I wondered if the IM middle school discussion was similar, with popular students gaining more responses no matter what they typed. And I also considered what was lost in classrooms where such IMs replace instead of play background vocal to real speaking and listening, where students can be taught to go deeper, to dwell on topics that merit further discussion, to provide more than 140-character bites of analysis.
In the case just mentioned, students were under the care of a teacher who knew the importance of balance and of nurturing real-time discussion by building on the instant messaging lesson. It didn’t just stop with a teacher patting herself on the back for using technology. Instead, the 21st-century IM discussion was followed with 20th-century, in-class questions like, “What are some of the ideas and claims that came up in our IM discussion on this book? Let’s list a few and then see if we can elaborate on some or maybe even challenge a few.”

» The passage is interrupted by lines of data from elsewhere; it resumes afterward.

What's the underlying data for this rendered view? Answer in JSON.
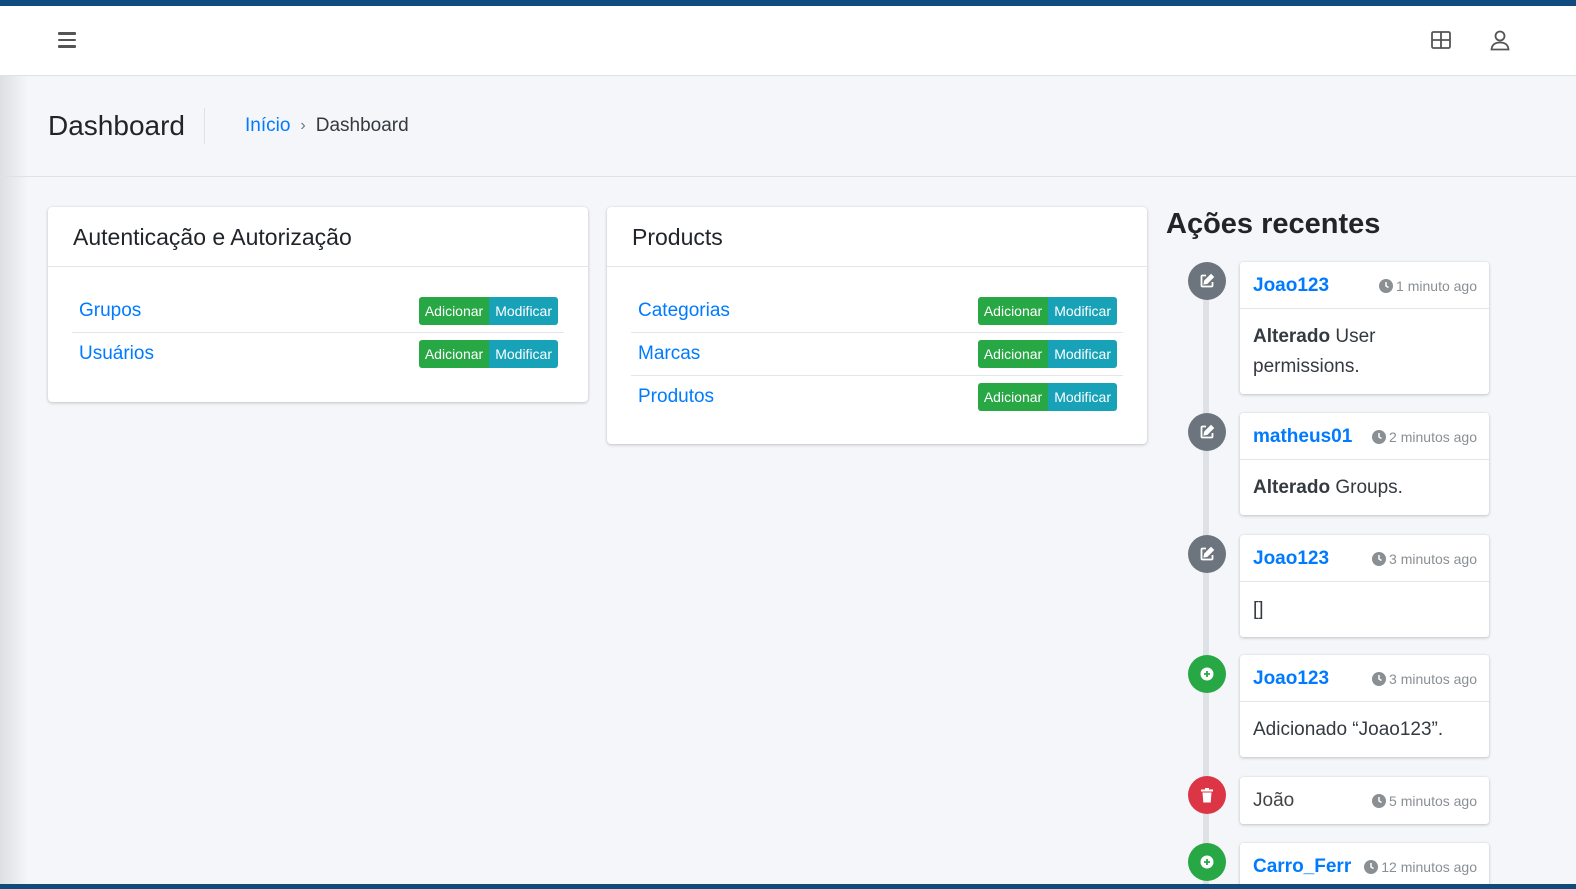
{
  "navbar": {
    "menu_icon": "hamburger-icon",
    "grid_icon": "grid-icon",
    "user_icon": "user-icon"
  },
  "header": {
    "title": "Dashboard",
    "breadcrumb": {
      "home": "Início",
      "separator": "›",
      "current": "Dashboard"
    }
  },
  "apps": [
    {
      "title": "Autenticação e Autorização",
      "models": [
        {
          "name": "Grupos",
          "add": "Adicionar",
          "change": "Modificar"
        },
        {
          "name": "Usuários",
          "add": "Adicionar",
          "change": "Modificar"
        }
      ]
    },
    {
      "title": "Products",
      "models": [
        {
          "name": "Categorias",
          "add": "Adicionar",
          "change": "Modificar"
        },
        {
          "name": "Marcas",
          "add": "Adicionar",
          "change": "Modificar"
        },
        {
          "name": "Produtos",
          "add": "Adicionar",
          "change": "Modificar"
        }
      ]
    }
  ],
  "recent": {
    "title": "Ações recentes",
    "items": [
      {
        "type": "change",
        "icon": "edit-icon",
        "user": "Joao123",
        "time": "1 minuto ago",
        "action": "Alterado",
        "text": " User permissions."
      },
      {
        "type": "change",
        "icon": "edit-icon",
        "user": "matheus01",
        "time": "2 minutos ago",
        "action": "Alterado",
        "text": " Groups."
      },
      {
        "type": "change",
        "icon": "edit-icon",
        "user": "Joao123",
        "time": "3 minutos ago",
        "action": "",
        "text": "[]"
      },
      {
        "type": "add",
        "icon": "plus-circle-icon",
        "user": "Joao123",
        "time": "3 minutos ago",
        "action": "",
        "text": "Adicionado “Joao123”."
      },
      {
        "type": "delete",
        "icon": "trash-icon",
        "user": "João",
        "time": "5 minutos ago"
      },
      {
        "type": "add",
        "icon": "plus-circle-icon",
        "user": "Carro_Ferr",
        "time": "12 minutos ago"
      }
    ]
  },
  "colors": {
    "primary": "#007bff",
    "success": "#28a745",
    "info": "#17a2b8",
    "danger": "#dc3545",
    "secondary": "#6c757d",
    "brand_bar": "#0f4b7c"
  }
}
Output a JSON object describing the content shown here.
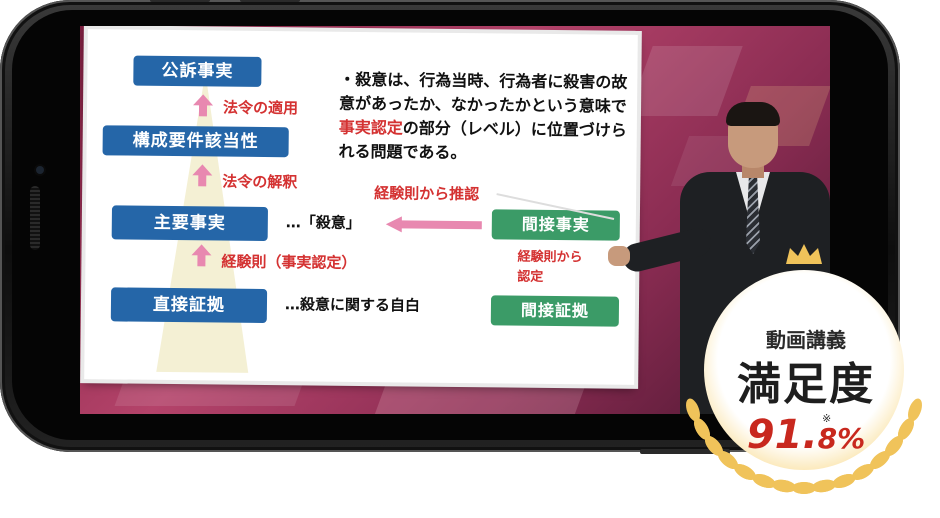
{
  "slide": {
    "boxes": {
      "koso": "公訴事実",
      "kosei": "構成要件該当性",
      "shuyo": "主要事実",
      "chokusetsu": "直接証拠",
      "kansetsu_jijitsu": "間接事実",
      "kansetsu_shoko": "間接証拠"
    },
    "labels": {
      "horei_tekiyo": "法令の適用",
      "horei_kaishaku": "法令の解釈",
      "keikensoku_nintei": "経験則（事実認定）",
      "keikensoku_suinin": "経験則から推認",
      "keikensoku_partial": "経験則から",
      "nintei": "認定",
      "satsui_quote": "…「殺意」",
      "satsui_jihaku": "…殺意に関する自白"
    },
    "bullet": {
      "lead": "・殺意は、行為当時、行為者に殺害の故意があったか、なかったかという意味で",
      "highlight": "事実認定",
      "tail": "の部分（レベル）に位置づけられる問題である。"
    }
  },
  "badge": {
    "line1": "動画講義",
    "line2": "満足度",
    "value_big": "91.",
    "value_small": "8%",
    "note_mark": "※"
  },
  "colors": {
    "box_blue": "#2566a8",
    "box_green": "#3b9b67",
    "text_red": "#d43232",
    "arrow_pink": "#e888b0",
    "badge_gold": "#f0c35a",
    "badge_red": "#c8281e"
  }
}
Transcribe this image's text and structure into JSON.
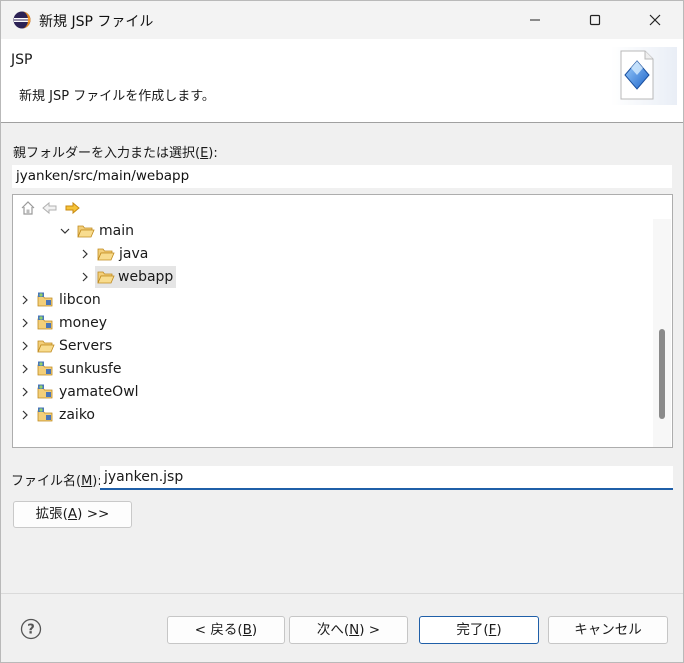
{
  "window": {
    "title": "新規 JSP ファイル"
  },
  "banner": {
    "title": "JSP",
    "description": "新規 JSP ファイルを作成します。"
  },
  "parent_folder": {
    "label_pre": "親フォルダーを入力または選択(",
    "label_key": "E",
    "label_post": "):",
    "value": "jyanken/src/main/webapp"
  },
  "tree": {
    "items": [
      {
        "label": "main",
        "kind": "folder-open",
        "expanded": true
      },
      {
        "label": "java",
        "kind": "folder-open",
        "expanded": false
      },
      {
        "label": "webapp",
        "kind": "folder-open",
        "expanded": false,
        "selected": true
      },
      {
        "label": "libcon",
        "kind": "project",
        "expanded": false
      },
      {
        "label": "money",
        "kind": "project",
        "expanded": false
      },
      {
        "label": "Servers",
        "kind": "folder-open",
        "expanded": false
      },
      {
        "label": "sunkusfe",
        "kind": "project",
        "expanded": false
      },
      {
        "label": "yamateOwl",
        "kind": "project",
        "expanded": false
      },
      {
        "label": "zaiko",
        "kind": "project",
        "expanded": false
      }
    ]
  },
  "file_name": {
    "label_pre": "ファイル名(",
    "label_key": "M",
    "label_post": "):",
    "value": "jyanken.jsp"
  },
  "buttons": {
    "advanced_pre": "拡張(",
    "advanced_key": "A",
    "advanced_post": ") >>",
    "back_pre": "< 戻る(",
    "back_key": "B",
    "back_post": ")",
    "next_pre": "次へ(",
    "next_key": "N",
    "next_post": ") >",
    "finish_pre": "完了(",
    "finish_key": "F",
    "finish_post": ")",
    "cancel": "キャンセル"
  },
  "colors": {
    "accent": "#1f5fa8",
    "folder": "#e8b04a",
    "selection": "#e5e5e5"
  },
  "icons": {
    "app": "eclipse-icon",
    "banner": "jsp-wizard-icon",
    "home": "home-icon",
    "back": "back-arrow-icon",
    "forward": "forward-arrow-icon",
    "help": "help-icon"
  }
}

But the lesson got me to thinking: What if there are teachers out there who consider such activities the end and not just the means? In cases like that — where there is no balance — too much technology is as bad as too little, yet many in education doubt such claims. “This is where the world is going,” they say. “Students must learn to collaborate and think on-line. Students must have all the tech tools at their disposal. And besides, we can archive the IM discussion for later reference. Either get on the bandwagon or get run over.”
Well, yes and no. Skype or not, our students will someday have to interview for a job, present themselves, speak forcefully, understand and respond to face-to-face subtleties and interactions. Being human is a 21st century skill, too, as is knowing how to relax and focus on words — either by reading or writing — all alone.
Sometimes I fear that 21st-century students will be so skillful at technology that they will have zero patience for sitting through, say, a 23-page short story (never mind a 230-page novel). Writing? Revision? Too time-intensive. And too low on entertainment value. Self-editing? That’s what spell check and grammar software are for. Some students can’t even be bothered with the shift key, referring to themselves as “i” instead of “I,” thus setting English back to pre-Chaucerian days.
Of course, you could hide under the cloak of shoulder shrugs and life marches on. The language, after all, is constantly evolving. We must too. But it is the wise English teacher who adopts a middle course, who teaches her tech savvy students not only the advantages of technology in learning, but the timeless necessity of meditation, concentration, extended focus, and — dare I say it — silence, too.
As Robert Frost once wrote: “May no fate willfully misunderstand me.” I am no blogging Luddite, no refusenik or naysayer. I am merely an advocate of balance. “Old school” is no more a pejorative than new school. And tech-savvy 21st-century teachers have as much to learn from very good 20th-century teachers as veteran teachers do from their wired brethren.
Let us not look down or up at each other, then. Let us learn and teach the merits of both centuries — 21st and 20th. Like yin and yang, the wisdom of a balanced approach will move students through the Common Core era and beyond.